  • Coalitions work best, with common positions on issues, but this takes time and energy. The Opposition is adept at divide and rule.
  • Coordinated messaging is key. You can’t rely on greens and socialists to hold hands in parliament, you need to make efforts with centrist and even right parties. You never know where you will find your allies on the political spectrum.
  • Consider funding new senior positions for advocacy with experience.
  • National party leaders are key, as issues are often looked at nationally. Invite top of the list candidates to visit projects.

The second day of the annual meeting kicked off by building upon some of the discussions of previous meetings and looked at civil society engagement and participation and the tools needed to communicate with the greater public. The discussion saw speakers from different NGO’s such as OPEN and LIFE Choona discuss how their organisations communicate with the public and get people to engage with topics at hand, through tools such as social media and multimedia productions. A key message to emerge from the speakers was firstly, that providing consistent communications and being always available was key, and secondly by targeting a specific audience, and them utilising them to spread the message through their own networks, you can reach a wider audience on a more consistent basis.

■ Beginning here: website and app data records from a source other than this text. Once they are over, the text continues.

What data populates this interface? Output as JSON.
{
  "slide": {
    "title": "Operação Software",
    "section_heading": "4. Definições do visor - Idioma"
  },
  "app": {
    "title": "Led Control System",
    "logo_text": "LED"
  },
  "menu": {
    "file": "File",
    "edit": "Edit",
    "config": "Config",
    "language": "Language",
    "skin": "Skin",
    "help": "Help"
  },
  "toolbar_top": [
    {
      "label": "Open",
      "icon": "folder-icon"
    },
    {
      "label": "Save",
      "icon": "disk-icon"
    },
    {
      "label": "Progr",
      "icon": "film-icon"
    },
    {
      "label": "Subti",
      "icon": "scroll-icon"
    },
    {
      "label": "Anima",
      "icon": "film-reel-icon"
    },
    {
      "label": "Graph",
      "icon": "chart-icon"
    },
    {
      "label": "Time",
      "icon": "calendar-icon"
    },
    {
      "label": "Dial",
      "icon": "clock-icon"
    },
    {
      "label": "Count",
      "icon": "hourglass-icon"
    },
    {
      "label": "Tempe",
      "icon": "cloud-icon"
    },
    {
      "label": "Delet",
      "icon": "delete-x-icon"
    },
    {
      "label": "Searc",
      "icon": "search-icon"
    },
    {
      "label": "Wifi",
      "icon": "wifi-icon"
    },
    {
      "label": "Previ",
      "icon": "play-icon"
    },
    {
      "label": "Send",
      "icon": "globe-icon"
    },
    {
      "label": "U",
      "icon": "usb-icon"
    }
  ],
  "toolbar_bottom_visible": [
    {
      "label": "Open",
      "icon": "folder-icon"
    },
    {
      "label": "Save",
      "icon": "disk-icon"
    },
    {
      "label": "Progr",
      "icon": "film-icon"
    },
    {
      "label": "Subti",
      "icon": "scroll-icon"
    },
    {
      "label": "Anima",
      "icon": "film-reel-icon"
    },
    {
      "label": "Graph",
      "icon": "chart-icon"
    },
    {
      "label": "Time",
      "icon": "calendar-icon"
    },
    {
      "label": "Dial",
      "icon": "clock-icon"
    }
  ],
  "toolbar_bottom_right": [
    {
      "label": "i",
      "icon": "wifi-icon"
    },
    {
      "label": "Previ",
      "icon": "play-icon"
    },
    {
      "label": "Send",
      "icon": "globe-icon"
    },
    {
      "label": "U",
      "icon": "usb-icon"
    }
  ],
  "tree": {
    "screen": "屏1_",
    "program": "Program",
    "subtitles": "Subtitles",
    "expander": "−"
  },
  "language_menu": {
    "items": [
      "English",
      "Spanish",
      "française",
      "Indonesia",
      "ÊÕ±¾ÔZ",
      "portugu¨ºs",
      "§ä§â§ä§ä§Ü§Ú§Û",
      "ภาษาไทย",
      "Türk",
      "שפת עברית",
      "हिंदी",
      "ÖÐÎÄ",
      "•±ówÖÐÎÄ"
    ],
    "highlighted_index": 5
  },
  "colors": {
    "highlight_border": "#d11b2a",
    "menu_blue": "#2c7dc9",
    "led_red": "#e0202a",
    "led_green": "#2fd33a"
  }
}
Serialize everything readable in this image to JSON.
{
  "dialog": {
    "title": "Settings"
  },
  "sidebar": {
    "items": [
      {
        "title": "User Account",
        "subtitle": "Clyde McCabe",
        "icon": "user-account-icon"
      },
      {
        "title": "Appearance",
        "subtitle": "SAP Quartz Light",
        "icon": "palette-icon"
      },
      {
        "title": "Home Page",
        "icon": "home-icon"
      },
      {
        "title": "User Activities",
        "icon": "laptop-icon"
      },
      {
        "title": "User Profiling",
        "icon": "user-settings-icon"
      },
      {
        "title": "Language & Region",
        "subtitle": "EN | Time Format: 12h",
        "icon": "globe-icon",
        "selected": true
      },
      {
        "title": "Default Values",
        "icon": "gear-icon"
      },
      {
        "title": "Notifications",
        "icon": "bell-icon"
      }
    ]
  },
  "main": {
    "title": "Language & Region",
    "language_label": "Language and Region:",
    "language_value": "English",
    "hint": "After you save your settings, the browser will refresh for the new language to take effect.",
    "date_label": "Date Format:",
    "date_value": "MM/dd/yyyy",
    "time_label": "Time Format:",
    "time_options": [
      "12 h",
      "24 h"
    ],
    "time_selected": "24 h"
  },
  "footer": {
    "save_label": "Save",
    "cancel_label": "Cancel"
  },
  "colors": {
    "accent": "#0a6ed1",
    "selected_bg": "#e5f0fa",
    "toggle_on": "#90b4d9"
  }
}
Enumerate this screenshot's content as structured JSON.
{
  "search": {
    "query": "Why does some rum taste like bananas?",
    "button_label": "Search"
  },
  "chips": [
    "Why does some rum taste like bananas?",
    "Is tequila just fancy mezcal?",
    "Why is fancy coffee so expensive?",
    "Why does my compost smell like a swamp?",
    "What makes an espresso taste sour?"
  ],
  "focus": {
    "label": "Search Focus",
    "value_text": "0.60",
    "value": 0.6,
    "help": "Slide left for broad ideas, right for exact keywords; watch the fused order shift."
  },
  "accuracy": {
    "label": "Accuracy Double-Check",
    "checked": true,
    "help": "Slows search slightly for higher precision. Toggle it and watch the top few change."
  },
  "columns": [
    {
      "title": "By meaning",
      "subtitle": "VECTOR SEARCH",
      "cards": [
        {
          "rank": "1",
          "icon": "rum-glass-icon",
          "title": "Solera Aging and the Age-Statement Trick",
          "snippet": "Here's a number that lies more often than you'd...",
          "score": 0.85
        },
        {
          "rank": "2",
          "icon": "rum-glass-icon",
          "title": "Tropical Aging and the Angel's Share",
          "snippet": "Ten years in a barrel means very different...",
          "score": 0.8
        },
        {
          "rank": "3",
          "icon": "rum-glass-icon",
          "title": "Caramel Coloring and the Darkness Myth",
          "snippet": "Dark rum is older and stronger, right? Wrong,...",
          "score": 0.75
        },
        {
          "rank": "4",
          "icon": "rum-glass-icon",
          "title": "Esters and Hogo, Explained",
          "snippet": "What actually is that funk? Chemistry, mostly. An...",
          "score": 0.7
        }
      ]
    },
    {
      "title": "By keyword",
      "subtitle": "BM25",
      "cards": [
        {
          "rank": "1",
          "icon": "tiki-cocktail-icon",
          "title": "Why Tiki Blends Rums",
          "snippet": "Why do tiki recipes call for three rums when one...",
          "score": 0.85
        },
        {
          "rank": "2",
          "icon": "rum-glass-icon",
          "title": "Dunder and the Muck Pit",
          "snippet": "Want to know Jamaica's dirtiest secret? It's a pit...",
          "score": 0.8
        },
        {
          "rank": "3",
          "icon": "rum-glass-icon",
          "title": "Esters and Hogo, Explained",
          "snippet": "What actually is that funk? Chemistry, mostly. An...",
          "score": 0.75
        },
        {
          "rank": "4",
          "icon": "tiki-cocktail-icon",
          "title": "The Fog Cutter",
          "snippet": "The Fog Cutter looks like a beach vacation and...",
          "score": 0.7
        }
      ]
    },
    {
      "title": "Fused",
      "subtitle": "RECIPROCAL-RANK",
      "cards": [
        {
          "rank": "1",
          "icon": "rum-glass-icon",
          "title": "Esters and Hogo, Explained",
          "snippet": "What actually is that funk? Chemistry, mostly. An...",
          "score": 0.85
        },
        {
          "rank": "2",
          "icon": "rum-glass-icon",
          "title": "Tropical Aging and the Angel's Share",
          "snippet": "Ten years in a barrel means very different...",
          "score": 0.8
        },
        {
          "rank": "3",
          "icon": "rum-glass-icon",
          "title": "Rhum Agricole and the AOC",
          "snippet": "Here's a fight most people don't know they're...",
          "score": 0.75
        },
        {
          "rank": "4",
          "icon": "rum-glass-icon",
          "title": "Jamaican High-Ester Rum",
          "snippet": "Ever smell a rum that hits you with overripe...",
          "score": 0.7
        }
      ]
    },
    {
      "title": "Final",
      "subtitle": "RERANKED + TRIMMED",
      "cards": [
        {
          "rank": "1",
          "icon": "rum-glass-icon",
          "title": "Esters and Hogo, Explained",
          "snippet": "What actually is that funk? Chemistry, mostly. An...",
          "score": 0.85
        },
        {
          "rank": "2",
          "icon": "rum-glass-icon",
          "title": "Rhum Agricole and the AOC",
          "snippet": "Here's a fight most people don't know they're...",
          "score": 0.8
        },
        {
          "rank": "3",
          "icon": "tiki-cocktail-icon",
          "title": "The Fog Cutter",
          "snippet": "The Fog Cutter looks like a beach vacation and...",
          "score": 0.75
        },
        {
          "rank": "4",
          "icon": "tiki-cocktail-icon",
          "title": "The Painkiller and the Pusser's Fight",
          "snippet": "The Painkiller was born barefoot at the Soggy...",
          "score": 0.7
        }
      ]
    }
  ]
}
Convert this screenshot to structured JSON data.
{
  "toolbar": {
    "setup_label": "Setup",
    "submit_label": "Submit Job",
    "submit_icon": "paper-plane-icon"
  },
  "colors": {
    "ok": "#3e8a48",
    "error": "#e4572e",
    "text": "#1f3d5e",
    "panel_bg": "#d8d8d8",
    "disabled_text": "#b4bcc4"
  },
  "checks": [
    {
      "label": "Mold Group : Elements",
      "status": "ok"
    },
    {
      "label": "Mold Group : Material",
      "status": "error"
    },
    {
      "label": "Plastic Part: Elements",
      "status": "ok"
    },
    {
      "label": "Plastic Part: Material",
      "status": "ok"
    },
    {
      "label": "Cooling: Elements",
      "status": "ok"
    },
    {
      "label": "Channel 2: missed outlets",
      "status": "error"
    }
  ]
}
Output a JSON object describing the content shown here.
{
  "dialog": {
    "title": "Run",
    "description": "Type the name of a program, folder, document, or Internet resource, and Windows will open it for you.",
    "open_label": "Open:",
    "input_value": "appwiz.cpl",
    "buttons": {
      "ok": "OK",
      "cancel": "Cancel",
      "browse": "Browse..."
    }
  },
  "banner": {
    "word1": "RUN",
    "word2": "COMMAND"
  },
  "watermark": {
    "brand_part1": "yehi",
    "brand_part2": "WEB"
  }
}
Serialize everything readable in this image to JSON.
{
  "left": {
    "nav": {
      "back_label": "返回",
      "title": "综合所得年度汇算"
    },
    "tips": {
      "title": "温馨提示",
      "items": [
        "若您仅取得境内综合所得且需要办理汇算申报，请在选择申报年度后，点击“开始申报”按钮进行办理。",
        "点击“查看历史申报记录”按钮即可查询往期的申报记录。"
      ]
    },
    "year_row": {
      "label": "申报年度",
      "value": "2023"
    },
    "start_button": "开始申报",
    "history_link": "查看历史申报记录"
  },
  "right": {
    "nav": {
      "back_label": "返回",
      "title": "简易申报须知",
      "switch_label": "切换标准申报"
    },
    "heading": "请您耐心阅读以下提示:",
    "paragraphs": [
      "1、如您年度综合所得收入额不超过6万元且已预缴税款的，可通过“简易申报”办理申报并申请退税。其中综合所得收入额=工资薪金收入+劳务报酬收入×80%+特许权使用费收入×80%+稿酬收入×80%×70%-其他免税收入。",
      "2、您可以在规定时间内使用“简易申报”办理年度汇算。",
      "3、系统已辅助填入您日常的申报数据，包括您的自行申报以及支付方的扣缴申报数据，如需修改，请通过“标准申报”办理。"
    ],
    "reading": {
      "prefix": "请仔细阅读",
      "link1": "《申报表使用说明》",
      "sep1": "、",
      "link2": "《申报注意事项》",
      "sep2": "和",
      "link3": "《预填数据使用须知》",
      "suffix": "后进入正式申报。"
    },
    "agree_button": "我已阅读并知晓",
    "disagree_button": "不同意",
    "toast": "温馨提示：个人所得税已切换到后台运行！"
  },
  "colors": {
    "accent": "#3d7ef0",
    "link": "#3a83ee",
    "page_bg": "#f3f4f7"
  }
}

The morning’s activities were rounded off by a funders-only workshop on what the network can do together moving forward and was followed by an afternoon joint meeting of the EEFG and Gender Equality networks to discuss the usage of gender lens’ with environmental policies and practices.

 

The European Environmental Funders Group (EEFG) is part of the EFC’s ongoing commitment to enhancing collaboration and connecting its members. For more information on the EFC’s seven key priorities, please download the EFC Strategic Framework 2016-2022.